**AIM OF THE TASK**
In your answer, every line of the records should be written out exactly.

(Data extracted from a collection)
|---|
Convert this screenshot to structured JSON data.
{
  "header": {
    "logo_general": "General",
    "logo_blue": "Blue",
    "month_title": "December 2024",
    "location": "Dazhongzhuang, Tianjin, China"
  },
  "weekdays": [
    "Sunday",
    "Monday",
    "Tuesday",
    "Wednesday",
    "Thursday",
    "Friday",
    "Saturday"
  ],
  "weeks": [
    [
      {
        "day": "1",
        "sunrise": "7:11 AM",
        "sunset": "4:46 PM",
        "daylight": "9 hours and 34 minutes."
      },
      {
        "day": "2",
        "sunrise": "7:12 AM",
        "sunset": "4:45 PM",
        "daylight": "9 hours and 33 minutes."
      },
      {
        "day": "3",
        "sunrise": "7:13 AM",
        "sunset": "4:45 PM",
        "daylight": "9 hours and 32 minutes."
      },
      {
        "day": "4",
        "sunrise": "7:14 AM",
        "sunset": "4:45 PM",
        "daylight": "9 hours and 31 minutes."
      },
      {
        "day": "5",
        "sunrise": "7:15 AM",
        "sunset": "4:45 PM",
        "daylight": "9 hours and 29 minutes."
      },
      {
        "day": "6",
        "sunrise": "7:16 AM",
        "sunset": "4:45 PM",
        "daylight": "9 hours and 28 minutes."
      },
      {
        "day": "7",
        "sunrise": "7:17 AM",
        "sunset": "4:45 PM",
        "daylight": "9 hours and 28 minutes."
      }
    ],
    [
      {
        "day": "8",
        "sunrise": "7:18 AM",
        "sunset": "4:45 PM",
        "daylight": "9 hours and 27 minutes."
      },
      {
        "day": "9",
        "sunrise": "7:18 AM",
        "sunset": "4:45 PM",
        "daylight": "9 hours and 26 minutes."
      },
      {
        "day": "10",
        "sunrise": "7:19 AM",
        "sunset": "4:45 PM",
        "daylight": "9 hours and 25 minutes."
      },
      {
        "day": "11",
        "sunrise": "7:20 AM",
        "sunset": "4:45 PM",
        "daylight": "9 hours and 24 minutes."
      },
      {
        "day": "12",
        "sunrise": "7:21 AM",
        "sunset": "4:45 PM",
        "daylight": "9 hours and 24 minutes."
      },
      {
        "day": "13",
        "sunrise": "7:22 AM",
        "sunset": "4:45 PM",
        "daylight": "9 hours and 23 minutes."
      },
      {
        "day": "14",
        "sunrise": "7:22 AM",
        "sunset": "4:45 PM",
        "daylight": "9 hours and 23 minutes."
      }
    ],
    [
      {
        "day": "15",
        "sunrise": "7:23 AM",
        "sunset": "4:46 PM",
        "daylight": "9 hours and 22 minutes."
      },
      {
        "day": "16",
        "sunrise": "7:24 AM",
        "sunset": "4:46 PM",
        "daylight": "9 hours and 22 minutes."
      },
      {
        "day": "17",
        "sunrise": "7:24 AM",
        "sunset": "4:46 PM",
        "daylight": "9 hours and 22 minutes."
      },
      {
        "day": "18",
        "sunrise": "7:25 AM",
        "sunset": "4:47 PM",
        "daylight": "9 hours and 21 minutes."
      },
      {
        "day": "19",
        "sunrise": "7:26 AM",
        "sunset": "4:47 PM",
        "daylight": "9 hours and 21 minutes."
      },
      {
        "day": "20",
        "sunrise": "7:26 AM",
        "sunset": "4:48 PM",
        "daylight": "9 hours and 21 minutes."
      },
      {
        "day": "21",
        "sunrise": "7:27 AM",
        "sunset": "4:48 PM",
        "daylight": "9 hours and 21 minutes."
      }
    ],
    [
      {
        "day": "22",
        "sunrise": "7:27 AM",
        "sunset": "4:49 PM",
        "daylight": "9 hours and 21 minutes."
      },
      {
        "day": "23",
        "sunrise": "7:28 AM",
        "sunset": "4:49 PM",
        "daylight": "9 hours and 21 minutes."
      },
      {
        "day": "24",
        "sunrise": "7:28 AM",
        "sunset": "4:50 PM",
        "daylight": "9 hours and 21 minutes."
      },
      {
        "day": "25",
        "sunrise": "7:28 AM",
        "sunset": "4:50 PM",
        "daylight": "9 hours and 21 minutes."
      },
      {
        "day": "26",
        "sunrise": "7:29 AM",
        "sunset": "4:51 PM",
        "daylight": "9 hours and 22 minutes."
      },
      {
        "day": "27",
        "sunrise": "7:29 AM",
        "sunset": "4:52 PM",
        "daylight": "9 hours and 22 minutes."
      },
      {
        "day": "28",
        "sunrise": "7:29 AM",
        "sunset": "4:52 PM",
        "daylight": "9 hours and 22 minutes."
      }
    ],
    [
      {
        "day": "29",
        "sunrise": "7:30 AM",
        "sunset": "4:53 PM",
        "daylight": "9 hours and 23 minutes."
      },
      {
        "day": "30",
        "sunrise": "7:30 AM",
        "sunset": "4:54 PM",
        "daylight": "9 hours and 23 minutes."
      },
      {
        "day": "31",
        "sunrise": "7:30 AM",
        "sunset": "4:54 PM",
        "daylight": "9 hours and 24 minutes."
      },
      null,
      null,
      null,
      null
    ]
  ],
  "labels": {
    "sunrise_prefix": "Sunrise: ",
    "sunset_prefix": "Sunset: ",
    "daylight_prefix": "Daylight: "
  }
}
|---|
**OUTPUT OF THE EXERCISE**
Convert this screenshot to structured JSON data.
{
  "header": {
    "logo_general": "General",
    "logo_blue": "Blue",
    "month_title": "December 2024",
    "location": "Dazhongzhuang, Tianjin, China"
  },
  "weekdays": [
    "Sunday",
    "Monday",
    "Tuesday",
    "Wednesday",
    "Thursday",
    "Friday",
    "Saturday"
  ],
  "weeks": [
    [
      {
        "day": "1",
        "sunrise": "7:11 AM",
        "sunset": "4:46 PM",
        "daylight": "9 hours and 34 minutes."
      },
      {
        "day": "2",
        "sunrise": "7:12 AM",
        "sunset": "4:45 PM",
        "daylight": "9 hours and 33 minutes."
      },
      {
        "day": "3",
        "sunrise": "7:13 AM",
        "sunset": "4:45 PM",
        "daylight": "9 hours and 32 minutes."
      },
      {
        "day": "4",
        "sunrise": "7:14 AM",
        "sunset": "4:45 PM",
        "daylight": "9 hours and 31 minutes."
      },
      {
        "day": "5",
        "sunrise": "7:15 AM",
        "sunset": "4:45 PM",
        "daylight": "9 hours and 29 minutes."
      },
      {
        "day": "6",
        "sunrise": "7:16 AM",
        "sunset": "4:45 PM",
        "daylight": "9 hours and 28 minutes."
      },
      {
        "day": "7",
        "sunrise": "7:17 AM",
        "sunset": "4:45 PM",
        "daylight": "9 hours and 28 minutes."
      }
    ],
    [
      {
        "day": "8",
        "sunrise": "7:18 AM",
        "sunset": "4:45 PM",
        "daylight": "9 hours and 27 minutes."
      },
      {
        "day": "9",
        "sunrise": "7:18 AM",
        "sunset": "4:45 PM",
        "daylight": "9 hours and 26 minutes."
      },
      {
        "day": "10",
        "sunrise": "7:19 AM",
        "sunset": "4:45 PM",
        "daylight": "9 hours and 25 minutes."
      },
      {
        "day": "11",
        "sunrise": "7:20 AM",
        "sunset": "4:45 PM",
        "daylight": "9 hours and 24 minutes."
      },
      {
        "day": "12",
        "sunrise": "7:21 AM",
        "sunset": "4:45 PM",
        "daylight": "9 hours and 24 minutes."
      },
      {
        "day": "13",
        "sunrise": "7:22 AM",
        "sunset": "4:45 PM",
        "daylight": "9 hours and 23 minutes."
      },
      {
        "day": "14",
        "sunrise": "7:22 AM",
        "sunset": "4:45 PM",
        "daylight": "9 hours and 23 minutes."
      }
    ],
    [
      {
        "day": "15",
        "sunrise": "7:23 AM",
        "sunset": "4:46 PM",
        "daylight": "9 hours and 22 minutes."
      },
      {
        "day": "16",
        "sunrise": "7:24 AM",
        "sunset": "4:46 PM",
        "daylight": "9 hours and 22 minutes."
      },
      {
        "day": "17",
        "sunrise": "7:24 AM",
        "sunset": "4:46 PM",
        "daylight": "9 hours and 22 minutes."
      },
      {
        "day": "18",
        "sunrise": "7:25 AM",
        "sunset": "4:47 PM",
        "daylight": "9 hours and 21 minutes."
      },
      {
        "day": "19",
        "sunrise": "7:26 AM",
        "sunset": "4:47 PM",
        "daylight": "9 hours and 21 minutes."
      },
      {
        "day": "20",
        "sunrise": "7:26 AM",
        "sunset": "4:48 PM",
        "daylight": "9 hours and 21 minutes."
      },
      {
        "day": "21",
        "sunrise": "7:27 AM",
        "sunset": "4:48 PM",
        "daylight": "9 hours and 21 minutes."
      }
    ],
    [
      {
        "day": "22",
        "sunrise": "7:27 AM",
        "sunset": "4:49 PM",
        "daylight": "9 hours and 21 minutes."
      },
      {
        "day": "23",
        "sunrise": "7:28 AM",
        "sunset": "4:49 PM",
        "daylight": "9 hours and 21 minutes."
      },
      {
        "day": "24",
        "sunrise": "7:28 AM",
        "sunset": "4:50 PM",
        "daylight": "9 hours and 21 minutes."
      },
      {
        "day": "25",
        "sunrise": "7:28 AM",
        "sunset": "4:50 PM",
        "daylight": "9 hours and 21 minutes."
      },
      {
        "day": "26",
        "sunrise": "7:29 AM",
        "sunset": "4:51 PM",
        "daylight": "9 hours and 22 minutes."
      },
      {
        "day": "27",
        "sunrise": "7:29 AM",
        "sunset": "4:52 PM",
        "daylight": "9 hours and 22 minutes."
      },
      {
        "day": "28",
        "sunrise": "7:29 AM",
        "sunset": "4:52 PM",
        "daylight": "9 hours and 22 minutes."
      }
    ],
    [
      {
        "day": "29",
        "sunrise": "7:30 AM",
        "sunset": "4:53 PM",
        "daylight": "9 hours and 23 minutes."
      },
      {
        "day": "30",
        "sunrise": "7:30 AM",
        "sunset": "4:54 PM",
        "daylight": "9 hours and 23 minutes."
      },
      {
        "day": "31",
        "sunrise": "7:30 AM",
        "sunset": "4:54 PM",
        "daylight": "9 hours and 24 minutes."
      },
      null,
      null,
      null,
      null
    ]
  ],
  "labels": {
    "sunrise_prefix": "Sunrise: ",
    "sunset_prefix": "Sunset: ",
    "daylight_prefix": "Daylight: "
  }
}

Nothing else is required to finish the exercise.